● **Task**
In the entries below, how many lines contain the word "icon"? State the number and nothing more.

● **Data for this exercise**
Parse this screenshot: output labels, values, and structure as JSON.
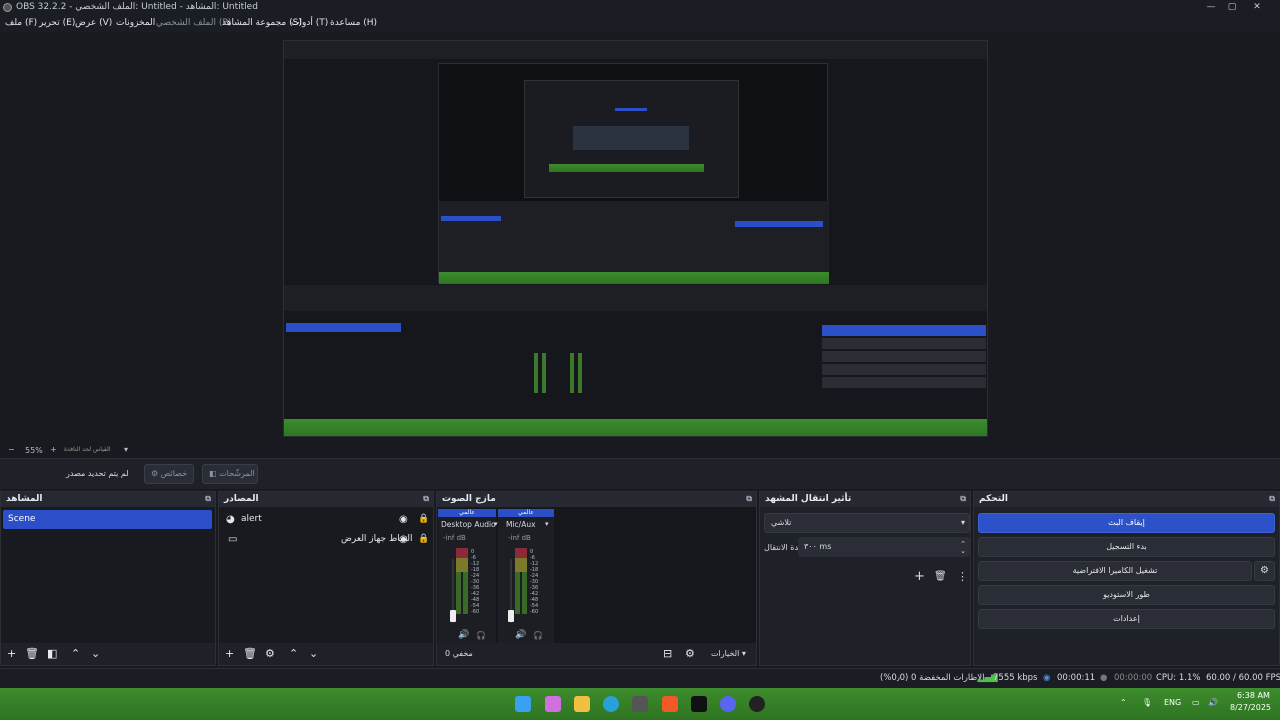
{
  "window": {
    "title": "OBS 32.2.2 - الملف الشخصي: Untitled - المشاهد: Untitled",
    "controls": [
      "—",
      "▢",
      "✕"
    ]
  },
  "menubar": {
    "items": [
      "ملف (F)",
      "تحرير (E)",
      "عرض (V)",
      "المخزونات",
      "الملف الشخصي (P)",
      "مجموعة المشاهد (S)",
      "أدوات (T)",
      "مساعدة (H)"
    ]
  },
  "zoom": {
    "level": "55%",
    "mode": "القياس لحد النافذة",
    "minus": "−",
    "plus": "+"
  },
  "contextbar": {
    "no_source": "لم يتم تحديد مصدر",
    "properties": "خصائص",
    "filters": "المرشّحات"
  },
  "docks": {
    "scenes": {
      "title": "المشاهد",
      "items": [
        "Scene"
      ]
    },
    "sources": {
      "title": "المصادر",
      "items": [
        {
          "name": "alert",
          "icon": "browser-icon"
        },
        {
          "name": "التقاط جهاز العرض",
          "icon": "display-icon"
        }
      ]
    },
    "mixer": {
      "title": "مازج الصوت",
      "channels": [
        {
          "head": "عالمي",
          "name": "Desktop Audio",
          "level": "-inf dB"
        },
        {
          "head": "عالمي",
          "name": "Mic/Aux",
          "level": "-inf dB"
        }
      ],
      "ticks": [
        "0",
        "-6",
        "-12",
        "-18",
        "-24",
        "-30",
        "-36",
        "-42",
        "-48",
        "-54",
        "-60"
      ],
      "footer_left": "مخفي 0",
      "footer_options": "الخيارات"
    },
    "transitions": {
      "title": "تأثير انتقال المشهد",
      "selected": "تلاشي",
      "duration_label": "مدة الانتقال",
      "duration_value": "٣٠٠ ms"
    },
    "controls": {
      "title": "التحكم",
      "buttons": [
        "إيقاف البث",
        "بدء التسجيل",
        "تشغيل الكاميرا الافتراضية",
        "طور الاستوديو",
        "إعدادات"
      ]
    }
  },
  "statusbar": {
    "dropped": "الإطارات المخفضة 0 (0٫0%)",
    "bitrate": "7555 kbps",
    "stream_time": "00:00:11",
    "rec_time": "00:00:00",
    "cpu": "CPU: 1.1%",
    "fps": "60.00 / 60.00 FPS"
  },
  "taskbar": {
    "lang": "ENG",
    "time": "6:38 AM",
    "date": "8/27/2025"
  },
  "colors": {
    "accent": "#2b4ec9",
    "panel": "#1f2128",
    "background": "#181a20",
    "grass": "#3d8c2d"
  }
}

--

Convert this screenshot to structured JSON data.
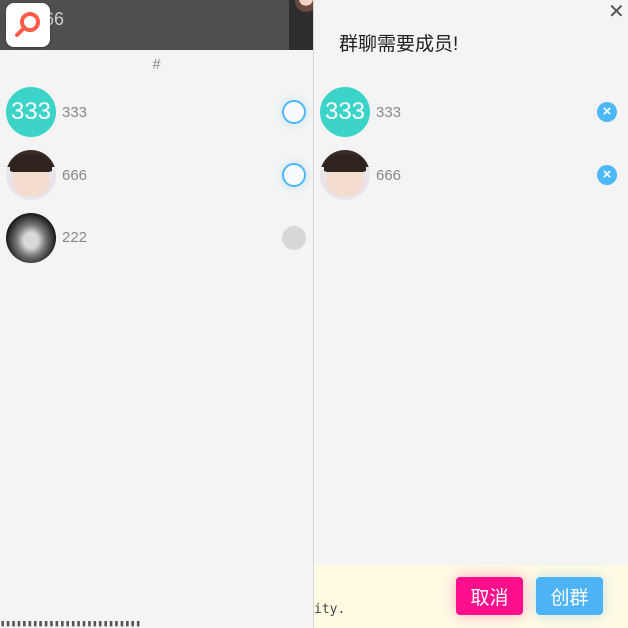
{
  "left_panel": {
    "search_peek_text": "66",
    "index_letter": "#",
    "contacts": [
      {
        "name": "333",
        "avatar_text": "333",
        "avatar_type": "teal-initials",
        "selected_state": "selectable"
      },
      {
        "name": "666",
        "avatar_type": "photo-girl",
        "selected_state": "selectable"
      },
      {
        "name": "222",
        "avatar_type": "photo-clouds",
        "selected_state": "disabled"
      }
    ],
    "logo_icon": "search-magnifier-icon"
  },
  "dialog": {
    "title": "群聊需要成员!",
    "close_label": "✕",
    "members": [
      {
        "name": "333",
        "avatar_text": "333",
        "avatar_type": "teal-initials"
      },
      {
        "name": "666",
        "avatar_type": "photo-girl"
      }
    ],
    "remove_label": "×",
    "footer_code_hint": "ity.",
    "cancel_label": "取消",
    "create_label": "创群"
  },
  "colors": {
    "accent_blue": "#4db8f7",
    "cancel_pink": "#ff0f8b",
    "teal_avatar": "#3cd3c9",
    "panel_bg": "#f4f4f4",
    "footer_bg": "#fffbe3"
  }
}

● **Response to this exercise**
3